The UN World Food Programme (WFP) has won the 2020 Nobel peace prize “for its efforts to combat hunger, for its contribution to bettering conditions for peace in conflict-affected areas, and for acting as a driving force in efforts to prevent the use of hunger as a weapon of war and conflict.”
The WFP is a UN organisation which has given 88 countries food aid throughout the past year.
The chairwoman of the Norwegian Nobel committee, Berit Reiss-Andersen, revealed the 2020 laureate at the Nobel Institute in Oslo.
In an interview with freelance journalist Stig Arild Pettersen, she said that the WFP was chosen in order to highlight “the importance of multilateralism and international organisations operating to resolve global problems,” drawing attention to all the anonymous faces throughout the world who cannot enjoy peace and security.
She said: “We are sending a signal to every nation who raises objections to international cooperation, we are sending a signal to the type of nationalism where the responsibility of global fears is not being faced.”
“Hunger is used as a weapon,” she said, when asked about the link between food and conflict. “Food is also sometimes a battle of resources, and lack of food caues weak infrastructure, instability, and conflicts among neighbours.”
Rebel held areas
In January, WFP arrived in areas controlled by the Sudan People’s Liberation Movement-North faction led by Abdelaziz El Hilu to assess the humanitarian needs in Blue Nile state. The rebel movement described the step as the beginning of the end of the policies of the deposed Al Bashir regime.
The arrival of the WFP team followed a visit to Yabus by WFP chief David Beasley in mid-December 2019, where he met faction leader Abdelaziz El Hilu.
Last month, Sudan’s transitional government signed a joint agreement with the Sudan People’s Liberation Movement-North faction under the leadership of Abdelaziz El Hilu (SPLM-N El Hilu) in the Ethiopian capital of Addis Ababa, in the presence of dignitaries including Beasley. The agreement stipulates that the current cessation of hostilities will continue for the duration of the negotiation process.
On April 17, Radio Dabanga reported that WFP Sudan signed an agreement with the Ministry to import 200,000 tons of wheat, which is equivalent to about 10 per cent of the country’s required wheat import for 2020.
The government will repay WFP in Sudanese pounds, which will enable the Central Bank of Sudan to retain more than $50 million in hard currency needed for the import of other strategic commodities.
In September, the WFP announced that it would scale up emergency food assistance to reach nearly 160,000 people across Sudan following floods that have ravaged 17 of the country’s 18 states, leaving at least 115 people dead, untold material devastation to homes and farms, countless livestock drowned, and entire towns and villages left destitute.
“Rains and floods have been much worse than anyone could have anticipated, causing a national disaster,” said WFP Representative and Country Director in Sudan, Hameed Nuru, in a statement today.
”People have lost their homes, farmlands, schools ,and loved ones. Some of these people have lost everything.”

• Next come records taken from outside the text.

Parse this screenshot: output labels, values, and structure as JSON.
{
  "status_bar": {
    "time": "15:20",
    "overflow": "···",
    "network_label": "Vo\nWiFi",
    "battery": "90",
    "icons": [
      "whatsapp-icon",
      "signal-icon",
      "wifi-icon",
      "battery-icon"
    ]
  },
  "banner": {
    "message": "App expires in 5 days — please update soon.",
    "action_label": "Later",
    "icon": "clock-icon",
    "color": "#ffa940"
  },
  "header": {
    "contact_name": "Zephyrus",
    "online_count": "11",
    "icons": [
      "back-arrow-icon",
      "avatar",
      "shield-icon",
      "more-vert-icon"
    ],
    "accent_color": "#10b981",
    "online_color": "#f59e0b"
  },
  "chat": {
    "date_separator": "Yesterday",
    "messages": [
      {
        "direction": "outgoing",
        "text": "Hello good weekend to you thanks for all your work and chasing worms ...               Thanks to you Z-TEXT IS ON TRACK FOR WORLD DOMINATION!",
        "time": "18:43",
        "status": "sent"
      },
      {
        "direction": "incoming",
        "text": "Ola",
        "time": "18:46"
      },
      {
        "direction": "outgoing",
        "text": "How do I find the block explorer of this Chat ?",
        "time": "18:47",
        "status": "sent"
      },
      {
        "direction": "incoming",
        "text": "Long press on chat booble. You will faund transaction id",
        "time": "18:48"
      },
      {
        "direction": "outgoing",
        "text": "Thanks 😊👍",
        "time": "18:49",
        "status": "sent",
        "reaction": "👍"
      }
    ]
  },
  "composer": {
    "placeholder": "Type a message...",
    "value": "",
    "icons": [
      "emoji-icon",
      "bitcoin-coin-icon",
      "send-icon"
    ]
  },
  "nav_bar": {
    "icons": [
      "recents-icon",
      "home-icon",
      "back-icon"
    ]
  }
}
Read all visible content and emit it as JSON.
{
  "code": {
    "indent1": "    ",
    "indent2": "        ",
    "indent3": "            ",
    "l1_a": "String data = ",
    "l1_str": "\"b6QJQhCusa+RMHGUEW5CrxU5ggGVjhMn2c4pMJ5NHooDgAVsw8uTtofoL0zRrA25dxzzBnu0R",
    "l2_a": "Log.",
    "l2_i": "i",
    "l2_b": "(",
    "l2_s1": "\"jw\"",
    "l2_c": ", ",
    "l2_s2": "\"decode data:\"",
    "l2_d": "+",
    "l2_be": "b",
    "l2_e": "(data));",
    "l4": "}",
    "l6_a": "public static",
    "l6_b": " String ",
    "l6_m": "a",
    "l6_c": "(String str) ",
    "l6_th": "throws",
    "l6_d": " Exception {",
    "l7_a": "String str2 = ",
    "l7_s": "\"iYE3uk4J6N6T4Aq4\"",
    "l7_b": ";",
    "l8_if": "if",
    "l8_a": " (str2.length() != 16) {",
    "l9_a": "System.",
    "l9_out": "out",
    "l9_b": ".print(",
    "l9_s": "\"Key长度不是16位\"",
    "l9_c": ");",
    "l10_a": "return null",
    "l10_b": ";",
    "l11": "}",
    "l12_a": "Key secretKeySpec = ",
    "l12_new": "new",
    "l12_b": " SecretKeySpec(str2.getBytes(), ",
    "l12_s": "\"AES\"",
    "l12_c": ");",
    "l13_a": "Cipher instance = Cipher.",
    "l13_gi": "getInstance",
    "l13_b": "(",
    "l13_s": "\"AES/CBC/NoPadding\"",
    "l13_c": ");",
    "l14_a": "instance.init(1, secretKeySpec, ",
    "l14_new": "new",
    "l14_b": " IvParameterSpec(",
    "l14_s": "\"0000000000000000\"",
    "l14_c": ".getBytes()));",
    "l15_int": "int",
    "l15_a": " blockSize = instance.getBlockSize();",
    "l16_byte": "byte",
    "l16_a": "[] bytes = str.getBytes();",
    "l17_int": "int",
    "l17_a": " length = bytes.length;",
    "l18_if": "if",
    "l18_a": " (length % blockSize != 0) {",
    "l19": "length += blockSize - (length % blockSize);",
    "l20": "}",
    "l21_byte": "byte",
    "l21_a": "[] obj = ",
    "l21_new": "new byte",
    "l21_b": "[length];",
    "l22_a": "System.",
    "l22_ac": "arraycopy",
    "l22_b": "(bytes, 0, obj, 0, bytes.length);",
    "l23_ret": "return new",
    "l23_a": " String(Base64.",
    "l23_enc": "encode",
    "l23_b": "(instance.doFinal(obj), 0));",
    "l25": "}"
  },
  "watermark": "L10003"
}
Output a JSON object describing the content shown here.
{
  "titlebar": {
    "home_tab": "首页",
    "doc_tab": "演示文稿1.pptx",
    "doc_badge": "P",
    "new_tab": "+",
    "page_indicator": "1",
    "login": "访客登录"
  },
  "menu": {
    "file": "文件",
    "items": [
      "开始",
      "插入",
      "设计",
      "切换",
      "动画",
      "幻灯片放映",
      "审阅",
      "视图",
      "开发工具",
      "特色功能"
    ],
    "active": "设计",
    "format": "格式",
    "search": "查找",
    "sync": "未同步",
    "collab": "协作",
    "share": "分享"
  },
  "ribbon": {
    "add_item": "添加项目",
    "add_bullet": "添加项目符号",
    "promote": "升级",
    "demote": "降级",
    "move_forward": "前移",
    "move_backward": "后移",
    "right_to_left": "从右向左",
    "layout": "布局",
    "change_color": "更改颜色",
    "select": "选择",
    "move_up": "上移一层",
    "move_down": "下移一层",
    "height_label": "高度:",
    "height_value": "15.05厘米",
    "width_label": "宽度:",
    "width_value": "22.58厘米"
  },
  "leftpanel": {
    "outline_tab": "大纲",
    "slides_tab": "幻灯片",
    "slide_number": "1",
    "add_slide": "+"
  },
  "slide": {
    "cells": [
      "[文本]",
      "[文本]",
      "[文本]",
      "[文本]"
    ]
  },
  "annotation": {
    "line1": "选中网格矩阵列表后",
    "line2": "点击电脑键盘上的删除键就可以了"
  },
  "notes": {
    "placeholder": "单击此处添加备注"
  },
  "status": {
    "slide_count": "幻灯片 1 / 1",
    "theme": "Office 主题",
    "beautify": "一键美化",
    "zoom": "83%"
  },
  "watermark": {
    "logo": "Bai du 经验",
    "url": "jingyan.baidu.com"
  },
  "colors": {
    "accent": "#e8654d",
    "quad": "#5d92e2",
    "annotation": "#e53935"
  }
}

“WFP is also working to implement all necessary precautions during distributions to minimize the risk of contacting or spreading COVID-19 and ensure the safety of staff and the people we serve,” Nuru announced in September.
The statement says that WFP’s flood response to date has been made possible by donors, including German Federal Foreign Office, the United Kingdom’s Foreign Commonwealth & Development Office, and the United States Agency for International Development.
Source: Radio Dabanga